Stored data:
□ □ □
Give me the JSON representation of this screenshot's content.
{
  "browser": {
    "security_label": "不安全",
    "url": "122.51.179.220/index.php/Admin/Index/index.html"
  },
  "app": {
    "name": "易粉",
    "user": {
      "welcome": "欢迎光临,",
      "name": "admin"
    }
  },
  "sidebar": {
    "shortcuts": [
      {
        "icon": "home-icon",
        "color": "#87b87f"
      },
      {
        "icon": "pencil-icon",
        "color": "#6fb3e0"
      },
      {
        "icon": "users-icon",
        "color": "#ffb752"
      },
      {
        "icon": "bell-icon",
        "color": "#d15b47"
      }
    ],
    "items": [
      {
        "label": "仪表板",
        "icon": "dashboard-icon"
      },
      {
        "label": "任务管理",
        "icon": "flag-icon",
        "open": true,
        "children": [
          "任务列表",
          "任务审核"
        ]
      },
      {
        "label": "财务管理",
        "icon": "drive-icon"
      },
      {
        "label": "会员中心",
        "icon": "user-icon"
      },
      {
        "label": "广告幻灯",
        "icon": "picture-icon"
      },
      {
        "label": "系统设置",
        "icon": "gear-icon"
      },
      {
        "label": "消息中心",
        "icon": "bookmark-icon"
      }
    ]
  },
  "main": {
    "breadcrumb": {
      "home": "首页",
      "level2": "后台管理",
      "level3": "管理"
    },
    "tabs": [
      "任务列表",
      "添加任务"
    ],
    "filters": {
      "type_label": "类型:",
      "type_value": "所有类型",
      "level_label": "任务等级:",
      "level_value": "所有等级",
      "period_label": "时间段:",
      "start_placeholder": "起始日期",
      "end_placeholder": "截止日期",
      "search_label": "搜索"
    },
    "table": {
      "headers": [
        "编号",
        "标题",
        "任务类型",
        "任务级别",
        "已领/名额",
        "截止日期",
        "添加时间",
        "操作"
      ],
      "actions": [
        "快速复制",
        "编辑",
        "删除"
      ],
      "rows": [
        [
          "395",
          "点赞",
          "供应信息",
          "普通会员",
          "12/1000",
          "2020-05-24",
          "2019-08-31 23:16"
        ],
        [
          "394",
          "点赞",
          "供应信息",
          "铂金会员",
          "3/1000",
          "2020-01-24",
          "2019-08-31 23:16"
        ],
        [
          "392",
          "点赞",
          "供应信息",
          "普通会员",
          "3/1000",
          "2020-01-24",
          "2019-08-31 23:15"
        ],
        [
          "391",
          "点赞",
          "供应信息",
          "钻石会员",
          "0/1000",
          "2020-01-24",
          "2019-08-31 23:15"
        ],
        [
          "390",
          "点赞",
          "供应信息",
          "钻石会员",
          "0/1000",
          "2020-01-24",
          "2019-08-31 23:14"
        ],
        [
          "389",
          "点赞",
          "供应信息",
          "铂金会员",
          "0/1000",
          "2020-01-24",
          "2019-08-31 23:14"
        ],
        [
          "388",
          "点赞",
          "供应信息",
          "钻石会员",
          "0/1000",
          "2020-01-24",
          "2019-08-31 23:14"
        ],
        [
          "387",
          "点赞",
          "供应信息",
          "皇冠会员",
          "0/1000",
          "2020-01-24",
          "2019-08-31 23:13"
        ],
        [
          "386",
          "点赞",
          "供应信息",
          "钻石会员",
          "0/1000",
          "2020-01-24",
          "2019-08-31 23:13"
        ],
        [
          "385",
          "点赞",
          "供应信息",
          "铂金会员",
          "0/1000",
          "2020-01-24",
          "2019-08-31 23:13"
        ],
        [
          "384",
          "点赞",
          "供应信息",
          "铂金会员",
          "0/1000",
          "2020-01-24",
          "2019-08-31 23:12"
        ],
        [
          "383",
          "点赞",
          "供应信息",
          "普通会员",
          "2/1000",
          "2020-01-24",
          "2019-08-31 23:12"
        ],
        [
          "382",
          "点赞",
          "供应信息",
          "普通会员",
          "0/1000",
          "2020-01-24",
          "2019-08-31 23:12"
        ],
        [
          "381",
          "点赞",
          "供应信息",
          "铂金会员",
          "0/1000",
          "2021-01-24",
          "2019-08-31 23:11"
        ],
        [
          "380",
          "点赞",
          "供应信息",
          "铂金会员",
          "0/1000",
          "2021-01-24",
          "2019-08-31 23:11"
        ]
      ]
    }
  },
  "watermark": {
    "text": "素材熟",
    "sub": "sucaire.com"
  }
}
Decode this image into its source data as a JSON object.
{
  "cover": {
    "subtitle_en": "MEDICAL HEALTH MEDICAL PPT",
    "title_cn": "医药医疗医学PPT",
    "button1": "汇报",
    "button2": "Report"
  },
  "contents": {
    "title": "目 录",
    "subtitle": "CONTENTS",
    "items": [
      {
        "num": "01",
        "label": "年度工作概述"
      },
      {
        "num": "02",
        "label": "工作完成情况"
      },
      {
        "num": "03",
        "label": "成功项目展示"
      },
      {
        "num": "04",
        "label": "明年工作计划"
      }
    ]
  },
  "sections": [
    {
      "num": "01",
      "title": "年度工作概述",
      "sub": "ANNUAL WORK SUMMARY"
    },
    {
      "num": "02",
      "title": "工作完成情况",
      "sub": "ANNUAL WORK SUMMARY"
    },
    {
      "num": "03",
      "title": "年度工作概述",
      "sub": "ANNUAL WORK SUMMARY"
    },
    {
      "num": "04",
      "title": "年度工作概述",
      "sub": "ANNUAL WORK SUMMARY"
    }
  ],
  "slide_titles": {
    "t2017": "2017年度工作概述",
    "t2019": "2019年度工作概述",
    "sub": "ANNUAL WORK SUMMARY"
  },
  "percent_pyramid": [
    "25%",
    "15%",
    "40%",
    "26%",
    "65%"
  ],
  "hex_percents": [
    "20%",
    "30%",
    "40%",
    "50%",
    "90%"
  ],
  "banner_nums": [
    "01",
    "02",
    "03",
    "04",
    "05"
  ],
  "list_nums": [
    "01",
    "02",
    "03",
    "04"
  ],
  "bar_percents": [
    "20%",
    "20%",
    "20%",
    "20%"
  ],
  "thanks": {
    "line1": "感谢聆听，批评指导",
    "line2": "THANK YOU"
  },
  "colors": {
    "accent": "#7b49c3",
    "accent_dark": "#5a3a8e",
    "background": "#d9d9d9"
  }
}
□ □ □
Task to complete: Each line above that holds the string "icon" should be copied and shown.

Your response:
        "icon": "home-icon",
        "icon": "pencil-icon",
        "icon": "users-icon",
        "icon": "bell-icon",
        "icon": "dashboard-icon"
        "icon": "flag-icon",
        "icon": "drive-icon"
        "icon": "user-icon"
        "icon": "picture-icon"
        "icon": "gear-icon"
        "icon": "bookmark-icon"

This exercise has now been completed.